PROBLEM DESCRIPTION → Each of the records that follow needs an exact reproduction.

━━━━━━━━

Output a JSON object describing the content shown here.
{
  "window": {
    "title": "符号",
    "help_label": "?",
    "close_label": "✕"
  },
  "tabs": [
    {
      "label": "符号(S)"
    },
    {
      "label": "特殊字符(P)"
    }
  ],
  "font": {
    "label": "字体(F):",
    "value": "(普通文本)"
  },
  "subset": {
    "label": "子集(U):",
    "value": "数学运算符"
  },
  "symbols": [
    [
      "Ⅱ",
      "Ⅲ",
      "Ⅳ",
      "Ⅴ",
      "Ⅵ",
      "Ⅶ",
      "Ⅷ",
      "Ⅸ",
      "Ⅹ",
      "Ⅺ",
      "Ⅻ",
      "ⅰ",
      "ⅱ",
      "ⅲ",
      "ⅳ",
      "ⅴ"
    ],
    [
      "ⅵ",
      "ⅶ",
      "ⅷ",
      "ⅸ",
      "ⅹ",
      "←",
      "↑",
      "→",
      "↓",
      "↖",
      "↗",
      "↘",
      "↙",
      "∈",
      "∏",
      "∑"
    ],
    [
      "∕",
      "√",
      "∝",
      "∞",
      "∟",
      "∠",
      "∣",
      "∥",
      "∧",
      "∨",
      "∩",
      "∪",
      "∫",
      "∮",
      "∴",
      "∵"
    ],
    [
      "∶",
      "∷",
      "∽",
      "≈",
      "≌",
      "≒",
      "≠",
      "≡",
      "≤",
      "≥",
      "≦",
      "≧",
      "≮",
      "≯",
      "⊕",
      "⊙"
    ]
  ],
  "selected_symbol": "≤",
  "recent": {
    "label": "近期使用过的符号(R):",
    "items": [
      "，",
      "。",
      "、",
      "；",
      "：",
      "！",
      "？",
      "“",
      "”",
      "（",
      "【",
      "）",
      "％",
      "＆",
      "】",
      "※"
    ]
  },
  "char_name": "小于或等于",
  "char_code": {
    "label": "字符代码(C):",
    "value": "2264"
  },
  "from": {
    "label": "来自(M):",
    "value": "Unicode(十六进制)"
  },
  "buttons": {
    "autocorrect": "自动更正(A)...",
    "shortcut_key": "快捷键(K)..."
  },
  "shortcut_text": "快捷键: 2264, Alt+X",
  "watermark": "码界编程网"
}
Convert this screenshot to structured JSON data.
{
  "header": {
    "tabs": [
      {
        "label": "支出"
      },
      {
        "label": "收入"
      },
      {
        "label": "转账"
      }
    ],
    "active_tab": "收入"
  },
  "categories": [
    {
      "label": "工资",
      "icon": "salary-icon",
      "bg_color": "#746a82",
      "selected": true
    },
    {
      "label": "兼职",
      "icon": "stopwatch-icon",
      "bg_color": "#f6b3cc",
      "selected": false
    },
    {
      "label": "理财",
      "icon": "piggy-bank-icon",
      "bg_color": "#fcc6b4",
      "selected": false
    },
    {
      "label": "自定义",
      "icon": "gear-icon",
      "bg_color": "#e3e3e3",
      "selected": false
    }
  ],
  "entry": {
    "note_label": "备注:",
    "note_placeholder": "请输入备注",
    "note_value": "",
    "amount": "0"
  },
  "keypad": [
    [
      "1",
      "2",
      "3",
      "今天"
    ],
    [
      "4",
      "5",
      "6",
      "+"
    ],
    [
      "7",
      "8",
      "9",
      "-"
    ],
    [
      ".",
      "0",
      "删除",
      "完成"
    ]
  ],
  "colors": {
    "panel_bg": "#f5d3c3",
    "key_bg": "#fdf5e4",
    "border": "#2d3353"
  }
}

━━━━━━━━

SOLUTION →
Output a JSON object describing the content shown here.
{
  "window": {
    "title": "符号",
    "help_label": "?",
    "close_label": "✕"
  },
  "tabs": [
    {
      "label": "符号(S)"
    },
    {
      "label": "特殊字符(P)"
    }
  ],
  "font": {
    "label": "字体(F):",
    "value": "(普通文本)"
  },
  "subset": {
    "label": "子集(U):",
    "value": "数学运算符"
  },
  "symbols": [
    [
      "Ⅱ",
      "Ⅲ",
      "Ⅳ",
      "Ⅴ",
      "Ⅵ",
      "Ⅶ",
      "Ⅷ",
      "Ⅸ",
      "Ⅹ",
      "Ⅺ",
      "Ⅻ",
      "ⅰ",
      "ⅱ",
      "ⅲ",
      "ⅳ",
      "ⅴ"
    ],
    [
      "ⅵ",
      "ⅶ",
      "ⅷ",
      "ⅸ",
      "ⅹ",
      "←",
      "↑",
      "→",
      "↓",
      "↖",
      "↗",
      "↘",
      "↙",
      "∈",
      "∏",
      "∑"
    ],
    [
      "∕",
      "√",
      "∝",
      "∞",
      "∟",
      "∠",
      "∣",
      "∥",
      "∧",
      "∨",
      "∩",
      "∪",
      "∫",
      "∮",
      "∴",
      "∵"
    ],
    [
      "∶",
      "∷",
      "∽",
      "≈",
      "≌",
      "≒",
      "≠",
      "≡",
      "≤",
      "≥",
      "≦",
      "≧",
      "≮",
      "≯",
      "⊕",
      "⊙"
    ]
  ],
  "selected_symbol": "≤",
  "recent": {
    "label": "近期使用过的符号(R):",
    "items": [
      "，",
      "。",
      "、",
      "；",
      "：",
      "！",
      "？",
      "“",
      "”",
      "（",
      "【",
      "）",
      "％",
      "＆",
      "】",
      "※"
    ]
  },
  "char_name": "小于或等于",
  "char_code": {
    "label": "字符代码(C):",
    "value": "2264"
  },
  "from": {
    "label": "来自(M):",
    "value": "Unicode(十六进制)"
  },
  "buttons": {
    "autocorrect": "自动更正(A)...",
    "shortcut_key": "快捷键(K)..."
  },
  "shortcut_text": "快捷键: 2264, Alt+X",
  "watermark": "码界编程网"
}
Convert this screenshot to structured JSON data.
{
  "header": {
    "tabs": [
      {
        "label": "支出"
      },
      {
        "label": "收入"
      },
      {
        "label": "转账"
      }
    ],
    "active_tab": "收入"
  },
  "categories": [
    {
      "label": "工资",
      "icon": "salary-icon",
      "bg_color": "#746a82",
      "selected": true
    },
    {
      "label": "兼职",
      "icon": "stopwatch-icon",
      "bg_color": "#f6b3cc",
      "selected": false
    },
    {
      "label": "理财",
      "icon": "piggy-bank-icon",
      "bg_color": "#fcc6b4",
      "selected": false
    },
    {
      "label": "自定义",
      "icon": "gear-icon",
      "bg_color": "#e3e3e3",
      "selected": false
    }
  ],
  "entry": {
    "note_label": "备注:",
    "note_placeholder": "请输入备注",
    "note_value": "",
    "amount": "0"
  },
  "keypad": [
    [
      "1",
      "2",
      "3",
      "今天"
    ],
    [
      "4",
      "5",
      "6",
      "+"
    ],
    [
      "7",
      "8",
      "9",
      "-"
    ],
    [
      ".",
      "0",
      "删除",
      "完成"
    ]
  ],
  "colors": {
    "panel_bg": "#f5d3c3",
    "key_bg": "#fdf5e4",
    "border": "#2d3353"
  }
}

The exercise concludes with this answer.